Listening to their staff is a sign of a good boss. Even though you might only want to use some suggestions your employees make, you should still consider them. Employees who experience stifling conditions at work may experience similar situations in their personal lives, which could undermine their confidence and motivation to advance in their careers. Not being open to new concepts is one of the signs of a bad boss.
What Are The Types of Bad Bosses?
The best example of the different types of bad bosses is narcissists. Self-promotion is more important to these managers than the employees. When they succeed, they claim all the glory, and when something goes wrong, they assign blame. Bad bosses never ask for criticism of their work because they don’t think they are the issue; instead, they only want to hear how wonderful they are.
Complimenting a narcissistic boss for their counsel is one strategy for cooperating with them. They must feel informed and in charge.
Although these managers claim to be concerned about employee development, they never offer coaching or support. They rarely provide feedback and are seldom available to respond to inquiries. They don’t return phone calls, and they send sporadic short emails.
To keep things moving, keep putting in the effort and making up for it by updating your teams on project statuses. This is a prime illustration of the types of bad bosses
#3. The Micromanager
A micromanager is a shining example of the different types of bad bosses. Micromanagers have a suspicious demeanor as they guide their staff. They frequently interfere, demand busy work from their reports, or altogether remove projects because they don’t trust their employees to make decisions or complete tasks correctly. Micromanagers may be required to review each project milestone or demand that staff members create bulleted lists of their daily responsibilities. A manager might, for instance, point out a mistake on a project before the worker has finished it. Although this can be useful, there are times when the worker should identify the error on their own before submitting the project for review.
#4. The Drill Sergeant
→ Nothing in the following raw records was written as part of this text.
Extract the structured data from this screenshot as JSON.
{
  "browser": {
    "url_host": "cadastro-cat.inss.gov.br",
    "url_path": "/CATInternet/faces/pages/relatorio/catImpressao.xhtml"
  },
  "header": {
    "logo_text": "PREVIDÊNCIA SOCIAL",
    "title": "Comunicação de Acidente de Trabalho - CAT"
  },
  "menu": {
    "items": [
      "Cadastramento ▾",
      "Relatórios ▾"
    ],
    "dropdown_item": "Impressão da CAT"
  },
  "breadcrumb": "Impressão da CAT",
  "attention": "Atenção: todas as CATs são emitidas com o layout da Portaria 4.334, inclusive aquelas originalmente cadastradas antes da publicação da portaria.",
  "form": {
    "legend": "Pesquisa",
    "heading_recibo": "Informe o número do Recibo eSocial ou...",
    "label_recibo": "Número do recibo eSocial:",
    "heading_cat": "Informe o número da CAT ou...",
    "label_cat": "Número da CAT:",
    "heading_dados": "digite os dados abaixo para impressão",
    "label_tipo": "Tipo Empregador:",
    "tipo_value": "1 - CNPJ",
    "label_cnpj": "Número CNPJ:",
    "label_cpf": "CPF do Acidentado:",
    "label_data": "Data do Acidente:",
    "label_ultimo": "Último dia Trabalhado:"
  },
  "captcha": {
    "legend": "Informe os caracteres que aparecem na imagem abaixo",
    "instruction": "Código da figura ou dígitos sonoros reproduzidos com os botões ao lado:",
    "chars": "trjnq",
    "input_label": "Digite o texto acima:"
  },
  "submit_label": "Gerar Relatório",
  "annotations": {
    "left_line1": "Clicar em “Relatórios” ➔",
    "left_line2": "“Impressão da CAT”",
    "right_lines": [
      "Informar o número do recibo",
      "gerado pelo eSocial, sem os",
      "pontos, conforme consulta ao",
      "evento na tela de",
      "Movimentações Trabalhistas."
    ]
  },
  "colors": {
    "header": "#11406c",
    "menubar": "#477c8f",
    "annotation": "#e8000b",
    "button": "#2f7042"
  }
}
Drill sergeants are disrespectful of work-life balance. Without regard for boundaries, they contact their employees by phone, text, or email at all times of the day. They frequently send urgent emails to their team at two in the morning because they work well into the evening. This bad boss has a “nose to the grindstone” attitude and has no regard for workplace culture, camaraderie, or happiness. One of the various types of bad bosses is the Drill Sergeant. Drill sergeants will likely call their employees while they are on vacation or postpone the team’s birthday lunch.
#5. Aggressive Bosses
When interacting with employees, aggressive managers frequently display hostility. An aggressive manager may lack empathy and speak condescendingly or angrily to establish dominance. They may also behave violently toward employees in some circumstances. An aggressive boss is also a good example of the types of bad bosses in the corporate world.
What Is a Toxic Boss?
A manager who undermines and harms subordinates is known as a “toxic boss.” Their persistently disruptive behavior makes workers less engaged, lessens their sense of belonging, takes away their autonomy, and undermines their sense of purpose—all of which are essential for flourishing at work. Different guises of the toxic boss exist.
What to Do if You Have a Bad Boss?
- Take time to relax, sleep, and work out.
- Knowing when to leave is essential. Look into alternative options within your company.
- Speak with Human Resources.
- Consult your support network.
Employee productivity and emotional health can both suffer as a result of a bad boss. Under the control of a bad boss, an employee who was once flourishing and productive will wither, which is costly to organizations over time. It is the primary reason more than half of workers quit their jobs.
Bad Boss FAQs
Who is A Bad Boss
A bad boss who only thinks about themselves undermines and harms subordinates.
What Are The Types of Bad Bosses?
- Drill sergeant
- Aggressive Boss
What Are The Signs of a Bad Boss?
- Break Promises
- Not open to new ideas